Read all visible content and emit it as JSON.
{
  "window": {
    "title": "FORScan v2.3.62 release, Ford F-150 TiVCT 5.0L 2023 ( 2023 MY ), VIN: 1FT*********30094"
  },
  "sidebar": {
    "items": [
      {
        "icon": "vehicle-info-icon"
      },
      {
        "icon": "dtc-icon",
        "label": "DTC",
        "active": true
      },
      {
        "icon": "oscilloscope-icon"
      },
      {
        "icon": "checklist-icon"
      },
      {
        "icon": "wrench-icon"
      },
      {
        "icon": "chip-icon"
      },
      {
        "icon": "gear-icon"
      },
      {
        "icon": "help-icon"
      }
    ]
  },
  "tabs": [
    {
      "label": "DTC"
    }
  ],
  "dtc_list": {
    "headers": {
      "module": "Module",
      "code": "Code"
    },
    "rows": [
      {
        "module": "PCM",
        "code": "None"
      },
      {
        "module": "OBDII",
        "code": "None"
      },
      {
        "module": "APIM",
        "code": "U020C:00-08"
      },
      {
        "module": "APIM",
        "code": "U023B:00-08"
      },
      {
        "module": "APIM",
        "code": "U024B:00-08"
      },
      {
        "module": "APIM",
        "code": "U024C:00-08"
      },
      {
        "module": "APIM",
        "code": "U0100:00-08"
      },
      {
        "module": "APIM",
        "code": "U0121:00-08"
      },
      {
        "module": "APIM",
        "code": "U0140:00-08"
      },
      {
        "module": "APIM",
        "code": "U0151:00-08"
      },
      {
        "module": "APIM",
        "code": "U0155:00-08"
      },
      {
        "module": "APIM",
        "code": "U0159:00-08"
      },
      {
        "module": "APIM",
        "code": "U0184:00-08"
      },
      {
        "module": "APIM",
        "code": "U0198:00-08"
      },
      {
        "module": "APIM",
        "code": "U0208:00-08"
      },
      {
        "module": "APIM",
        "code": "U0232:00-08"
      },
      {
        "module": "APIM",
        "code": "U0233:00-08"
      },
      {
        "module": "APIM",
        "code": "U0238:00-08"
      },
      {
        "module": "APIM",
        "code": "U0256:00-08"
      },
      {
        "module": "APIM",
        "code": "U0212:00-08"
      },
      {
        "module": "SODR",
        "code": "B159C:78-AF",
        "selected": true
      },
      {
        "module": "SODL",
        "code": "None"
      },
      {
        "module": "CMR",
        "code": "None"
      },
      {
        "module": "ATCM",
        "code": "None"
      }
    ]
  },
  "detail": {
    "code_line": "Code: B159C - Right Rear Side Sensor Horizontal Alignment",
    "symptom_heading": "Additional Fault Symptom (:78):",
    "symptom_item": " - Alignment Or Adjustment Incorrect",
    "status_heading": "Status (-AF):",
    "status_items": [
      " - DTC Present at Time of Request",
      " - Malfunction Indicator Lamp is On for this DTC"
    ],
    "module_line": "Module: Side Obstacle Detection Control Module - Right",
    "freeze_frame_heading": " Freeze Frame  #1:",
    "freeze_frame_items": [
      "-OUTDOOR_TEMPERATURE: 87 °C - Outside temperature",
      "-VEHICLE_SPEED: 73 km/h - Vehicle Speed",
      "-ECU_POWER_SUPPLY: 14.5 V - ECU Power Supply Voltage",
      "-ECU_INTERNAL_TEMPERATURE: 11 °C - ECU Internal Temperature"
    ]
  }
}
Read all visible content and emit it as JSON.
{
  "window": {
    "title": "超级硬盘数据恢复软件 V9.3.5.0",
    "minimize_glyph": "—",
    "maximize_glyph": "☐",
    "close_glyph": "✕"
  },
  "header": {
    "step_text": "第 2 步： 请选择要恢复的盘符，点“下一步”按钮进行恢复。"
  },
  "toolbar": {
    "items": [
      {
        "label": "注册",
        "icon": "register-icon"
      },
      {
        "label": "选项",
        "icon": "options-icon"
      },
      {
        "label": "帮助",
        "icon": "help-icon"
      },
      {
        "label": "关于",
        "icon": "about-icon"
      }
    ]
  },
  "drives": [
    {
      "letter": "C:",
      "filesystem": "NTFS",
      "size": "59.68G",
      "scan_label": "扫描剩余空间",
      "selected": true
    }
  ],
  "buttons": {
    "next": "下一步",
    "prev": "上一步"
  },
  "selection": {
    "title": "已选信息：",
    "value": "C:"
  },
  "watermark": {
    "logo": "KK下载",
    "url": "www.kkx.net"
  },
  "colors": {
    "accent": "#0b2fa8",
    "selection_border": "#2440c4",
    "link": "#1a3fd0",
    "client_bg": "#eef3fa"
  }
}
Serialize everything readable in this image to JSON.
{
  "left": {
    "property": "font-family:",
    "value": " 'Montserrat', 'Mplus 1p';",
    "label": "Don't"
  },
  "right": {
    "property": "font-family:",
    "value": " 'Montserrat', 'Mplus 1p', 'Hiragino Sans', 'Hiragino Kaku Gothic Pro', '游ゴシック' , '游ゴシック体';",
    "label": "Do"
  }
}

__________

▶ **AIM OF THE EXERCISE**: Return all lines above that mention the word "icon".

▶ **ANSWER SPACE**:
        "icon": "vehicle-info-icon"
        "icon": "dtc-icon",
        "icon": "oscilloscope-icon"
        "icon": "checklist-icon"
        "icon": "wrench-icon"
        "icon": "chip-icon"
        "icon": "gear-icon"
        "icon": "help-icon"
        "icon": "register-icon"
        "icon": "options-icon"
        "icon": "help-icon"
        "icon": "about-icon"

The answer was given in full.